We last drove the new Jaguar XF in Spain last September, sampling it in 380-horsepower S spec and in 2.0-liter turbodiesel forms. We found both versions to provide a supple ride, despite some body roll, and loved the supercharged model's ample thrust from any engine speed. The ZF-provided eight-speed automatic was also applauded for its competence, making the sport paddles an unnecessary formality. If anything, our last drive only left us pining for a better infotainment system, as Jaguar Land Rover's painfully outdated one has been a target of our ire for a while. A limited amount of time behind the wheel, and a desire to see how much the slightly less powerful 2016 Jaguar XF 35t R-Sport gives away to its S-badged stablemate, leads us to our tester. In British Racing Green, the new XF is both more handsome than the slightly manic-looking old XF, yet also slightly more anonymous. This is a lithe shape, with crisp lines and few gimmicks, save the fender vents, which are about as tasteful as that element comes.

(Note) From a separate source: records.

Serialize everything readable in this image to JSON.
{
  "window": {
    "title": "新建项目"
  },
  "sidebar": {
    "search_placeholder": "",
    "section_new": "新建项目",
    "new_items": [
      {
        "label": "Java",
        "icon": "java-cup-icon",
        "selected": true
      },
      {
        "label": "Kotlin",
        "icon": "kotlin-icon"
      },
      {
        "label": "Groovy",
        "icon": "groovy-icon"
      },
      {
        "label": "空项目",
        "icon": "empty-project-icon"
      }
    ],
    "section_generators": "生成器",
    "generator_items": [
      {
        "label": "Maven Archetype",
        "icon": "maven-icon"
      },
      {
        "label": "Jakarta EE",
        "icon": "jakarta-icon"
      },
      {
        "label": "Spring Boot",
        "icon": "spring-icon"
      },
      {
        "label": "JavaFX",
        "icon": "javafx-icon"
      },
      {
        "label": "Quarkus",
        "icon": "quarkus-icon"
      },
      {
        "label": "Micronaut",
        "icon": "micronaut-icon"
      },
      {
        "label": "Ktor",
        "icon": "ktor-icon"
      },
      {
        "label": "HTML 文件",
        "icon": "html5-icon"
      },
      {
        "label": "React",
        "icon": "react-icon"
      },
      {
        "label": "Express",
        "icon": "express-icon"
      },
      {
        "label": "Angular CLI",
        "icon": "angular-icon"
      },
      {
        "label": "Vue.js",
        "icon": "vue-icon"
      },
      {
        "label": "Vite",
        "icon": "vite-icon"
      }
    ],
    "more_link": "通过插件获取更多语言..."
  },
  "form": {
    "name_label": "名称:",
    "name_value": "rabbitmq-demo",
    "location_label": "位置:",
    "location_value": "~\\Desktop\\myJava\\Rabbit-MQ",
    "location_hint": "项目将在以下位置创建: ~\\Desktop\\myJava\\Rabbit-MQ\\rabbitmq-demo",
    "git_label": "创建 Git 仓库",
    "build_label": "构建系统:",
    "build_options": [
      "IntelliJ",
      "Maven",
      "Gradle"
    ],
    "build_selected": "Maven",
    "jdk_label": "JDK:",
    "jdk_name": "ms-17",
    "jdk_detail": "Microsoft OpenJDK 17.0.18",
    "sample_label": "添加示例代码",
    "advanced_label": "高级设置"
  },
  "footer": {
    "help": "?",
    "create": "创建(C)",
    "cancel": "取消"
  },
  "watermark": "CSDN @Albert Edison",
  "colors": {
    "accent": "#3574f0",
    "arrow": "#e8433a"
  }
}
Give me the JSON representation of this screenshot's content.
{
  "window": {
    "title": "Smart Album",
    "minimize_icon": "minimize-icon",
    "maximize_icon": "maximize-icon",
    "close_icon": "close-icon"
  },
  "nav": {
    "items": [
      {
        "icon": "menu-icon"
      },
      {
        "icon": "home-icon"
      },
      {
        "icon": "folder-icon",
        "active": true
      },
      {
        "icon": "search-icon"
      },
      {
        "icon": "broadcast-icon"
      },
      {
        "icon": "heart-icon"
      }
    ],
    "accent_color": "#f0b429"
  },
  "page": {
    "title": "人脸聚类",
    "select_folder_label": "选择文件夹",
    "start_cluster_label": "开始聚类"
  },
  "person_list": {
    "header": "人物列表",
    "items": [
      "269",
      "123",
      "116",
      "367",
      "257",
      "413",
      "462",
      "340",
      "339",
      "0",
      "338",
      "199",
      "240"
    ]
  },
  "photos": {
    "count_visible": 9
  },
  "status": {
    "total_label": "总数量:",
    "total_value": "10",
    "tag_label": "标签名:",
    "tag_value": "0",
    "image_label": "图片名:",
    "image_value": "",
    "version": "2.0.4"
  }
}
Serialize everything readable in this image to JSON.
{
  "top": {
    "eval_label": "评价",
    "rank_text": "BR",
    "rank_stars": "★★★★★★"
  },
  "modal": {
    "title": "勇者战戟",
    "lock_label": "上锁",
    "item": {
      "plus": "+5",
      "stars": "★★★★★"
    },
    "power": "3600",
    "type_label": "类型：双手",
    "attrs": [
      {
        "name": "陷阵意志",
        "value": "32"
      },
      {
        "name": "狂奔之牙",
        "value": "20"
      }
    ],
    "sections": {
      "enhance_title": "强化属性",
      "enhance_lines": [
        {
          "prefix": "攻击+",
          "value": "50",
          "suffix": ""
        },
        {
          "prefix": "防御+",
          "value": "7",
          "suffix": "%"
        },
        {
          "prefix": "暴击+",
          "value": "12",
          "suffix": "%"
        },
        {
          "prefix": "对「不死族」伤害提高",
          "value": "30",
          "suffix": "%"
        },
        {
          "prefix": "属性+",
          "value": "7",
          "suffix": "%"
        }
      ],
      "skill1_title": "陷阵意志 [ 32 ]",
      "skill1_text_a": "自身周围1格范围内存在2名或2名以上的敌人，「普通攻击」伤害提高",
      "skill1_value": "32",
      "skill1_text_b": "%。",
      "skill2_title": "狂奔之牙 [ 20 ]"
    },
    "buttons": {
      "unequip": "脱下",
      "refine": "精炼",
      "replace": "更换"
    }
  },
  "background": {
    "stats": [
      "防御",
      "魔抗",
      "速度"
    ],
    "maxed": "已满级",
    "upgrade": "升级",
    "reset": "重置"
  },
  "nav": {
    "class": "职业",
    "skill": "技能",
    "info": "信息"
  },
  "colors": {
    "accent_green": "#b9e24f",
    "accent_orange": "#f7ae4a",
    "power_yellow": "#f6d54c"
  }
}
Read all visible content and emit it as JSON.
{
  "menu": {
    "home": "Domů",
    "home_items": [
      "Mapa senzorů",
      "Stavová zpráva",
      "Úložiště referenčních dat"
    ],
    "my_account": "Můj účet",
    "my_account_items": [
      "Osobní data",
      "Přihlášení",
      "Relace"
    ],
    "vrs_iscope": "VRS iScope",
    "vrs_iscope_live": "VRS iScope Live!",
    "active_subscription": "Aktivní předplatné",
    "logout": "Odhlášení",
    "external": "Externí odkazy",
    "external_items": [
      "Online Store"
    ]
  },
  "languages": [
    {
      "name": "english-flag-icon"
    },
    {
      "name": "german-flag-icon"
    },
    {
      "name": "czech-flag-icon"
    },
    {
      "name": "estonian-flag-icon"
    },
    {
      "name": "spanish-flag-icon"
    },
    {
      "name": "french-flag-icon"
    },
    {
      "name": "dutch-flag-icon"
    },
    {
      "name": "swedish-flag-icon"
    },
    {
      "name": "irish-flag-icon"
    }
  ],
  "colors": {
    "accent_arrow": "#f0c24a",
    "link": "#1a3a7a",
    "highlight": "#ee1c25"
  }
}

The car's charms are especially evident from up front. Despite a distracting cut line, the hood is tastefully built up in two steps: a sharp rise from the headlight/fender area, and in the middle a tasteful power bulge. The overall effect is one of thoughtful, purposeful design – after all, this is Ian Callum's work – rather than taking a corporate-mandated design language and scaling it up or down to suit the hardpoints. Spend some time around FCA's UConnect system and you'll see where Jaguar needs to improve. Inside, this XF is a mixed bag. Let's start with the positives. Despite being shod in a rather boring black hide, the front seats are wonderfully comfortable and supportive without aggressive bolstering. The cabin would really wake up with a more interesting leather, like the brown that Jaguar calls "Brogue," covering the seats and door panels. Whatever you think of the rotary shift selector, the knurling on its diameter and the solidity of its action conveys the sense of craftsmanship you'd expect from a British luxury car. Some other controls, such as the cheap-looking and -feeling control stalks sprouting form the otherwise wonderful steering wheel, do not. And that takes us to the infotainment system. This XF does away with Jaguar's old, much-maligned user interface, which was blocky and balky in equal measures. The new InControl interface is more modern, and much more responsive, but still not class-leading in terms of design or performance. Spend some time around FCA's UConnect system and you'll see where Jaguar needs to improve. Jaguar's better InControl Pro system, which is supposed to be a bit faster and utilizes a larger touchscreen, is an available option in the XF. We have no such qualms about what's under the hood. There's a subjective quality to how cars in this class deliver power and convey luxury. The prime directive for BMW is, theoretically, to be the ultimate tool for serious drivers. That leads to …Hide Full Review